▶ _Activity_: Across the data below, how many lines hold "Items"? Answer with that number and nothing else.

(Data records for software interfaces)
= Beginning of Section =

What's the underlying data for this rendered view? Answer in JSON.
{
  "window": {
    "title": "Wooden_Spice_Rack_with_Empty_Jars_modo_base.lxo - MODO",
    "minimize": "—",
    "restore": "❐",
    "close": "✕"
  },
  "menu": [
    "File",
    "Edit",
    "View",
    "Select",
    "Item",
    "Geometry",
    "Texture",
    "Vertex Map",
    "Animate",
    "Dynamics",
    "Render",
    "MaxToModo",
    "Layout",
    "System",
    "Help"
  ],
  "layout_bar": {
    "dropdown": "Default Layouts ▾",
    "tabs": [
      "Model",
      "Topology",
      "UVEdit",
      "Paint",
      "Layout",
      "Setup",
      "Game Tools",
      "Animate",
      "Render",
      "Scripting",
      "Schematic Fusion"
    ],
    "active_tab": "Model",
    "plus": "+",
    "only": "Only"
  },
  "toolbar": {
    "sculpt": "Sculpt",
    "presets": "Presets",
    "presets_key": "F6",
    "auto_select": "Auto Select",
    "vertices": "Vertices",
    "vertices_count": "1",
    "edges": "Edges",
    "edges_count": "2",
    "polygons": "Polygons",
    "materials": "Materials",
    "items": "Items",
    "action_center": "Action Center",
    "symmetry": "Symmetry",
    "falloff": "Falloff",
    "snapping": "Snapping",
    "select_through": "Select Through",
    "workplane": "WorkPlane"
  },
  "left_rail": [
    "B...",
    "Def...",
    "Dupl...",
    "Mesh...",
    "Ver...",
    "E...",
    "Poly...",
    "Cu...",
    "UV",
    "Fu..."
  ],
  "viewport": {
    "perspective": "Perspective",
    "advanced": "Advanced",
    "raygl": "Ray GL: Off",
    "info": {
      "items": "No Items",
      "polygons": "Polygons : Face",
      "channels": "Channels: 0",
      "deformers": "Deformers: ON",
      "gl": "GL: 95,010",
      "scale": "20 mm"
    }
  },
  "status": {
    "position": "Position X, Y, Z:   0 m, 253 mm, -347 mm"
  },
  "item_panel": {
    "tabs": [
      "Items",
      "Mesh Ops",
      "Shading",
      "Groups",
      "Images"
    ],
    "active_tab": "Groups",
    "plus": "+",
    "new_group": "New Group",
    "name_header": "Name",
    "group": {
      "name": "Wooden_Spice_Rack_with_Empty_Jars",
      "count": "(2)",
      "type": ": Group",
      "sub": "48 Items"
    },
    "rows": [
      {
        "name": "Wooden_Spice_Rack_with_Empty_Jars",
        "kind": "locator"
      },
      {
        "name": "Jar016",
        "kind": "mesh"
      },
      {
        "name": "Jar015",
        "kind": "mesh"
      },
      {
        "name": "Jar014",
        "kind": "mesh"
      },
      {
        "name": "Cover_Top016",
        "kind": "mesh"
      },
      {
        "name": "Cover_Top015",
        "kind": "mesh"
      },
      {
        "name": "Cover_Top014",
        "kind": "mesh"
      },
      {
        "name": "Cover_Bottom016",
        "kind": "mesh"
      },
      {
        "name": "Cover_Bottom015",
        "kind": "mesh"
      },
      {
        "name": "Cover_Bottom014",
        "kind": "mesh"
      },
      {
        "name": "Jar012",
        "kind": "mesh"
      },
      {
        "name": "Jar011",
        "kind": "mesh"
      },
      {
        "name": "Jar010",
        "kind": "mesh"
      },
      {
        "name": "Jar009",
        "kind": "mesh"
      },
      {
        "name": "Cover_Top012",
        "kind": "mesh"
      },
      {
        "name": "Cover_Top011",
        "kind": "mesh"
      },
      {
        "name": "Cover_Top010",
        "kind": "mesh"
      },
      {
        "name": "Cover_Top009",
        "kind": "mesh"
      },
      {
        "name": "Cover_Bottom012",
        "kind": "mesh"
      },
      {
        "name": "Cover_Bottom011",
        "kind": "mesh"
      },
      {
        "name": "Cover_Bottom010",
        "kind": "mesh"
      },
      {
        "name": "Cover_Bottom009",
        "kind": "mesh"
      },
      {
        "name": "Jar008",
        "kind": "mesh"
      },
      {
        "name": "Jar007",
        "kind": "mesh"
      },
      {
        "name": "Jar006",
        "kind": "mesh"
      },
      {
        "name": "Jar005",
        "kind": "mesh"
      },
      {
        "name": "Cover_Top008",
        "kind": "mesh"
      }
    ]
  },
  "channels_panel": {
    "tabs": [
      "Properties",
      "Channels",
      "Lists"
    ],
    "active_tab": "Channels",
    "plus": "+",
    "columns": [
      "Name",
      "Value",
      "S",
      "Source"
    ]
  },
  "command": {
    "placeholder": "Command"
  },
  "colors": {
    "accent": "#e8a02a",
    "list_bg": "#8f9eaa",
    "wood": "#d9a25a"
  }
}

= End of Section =

▶ _Result of the exercise_: 4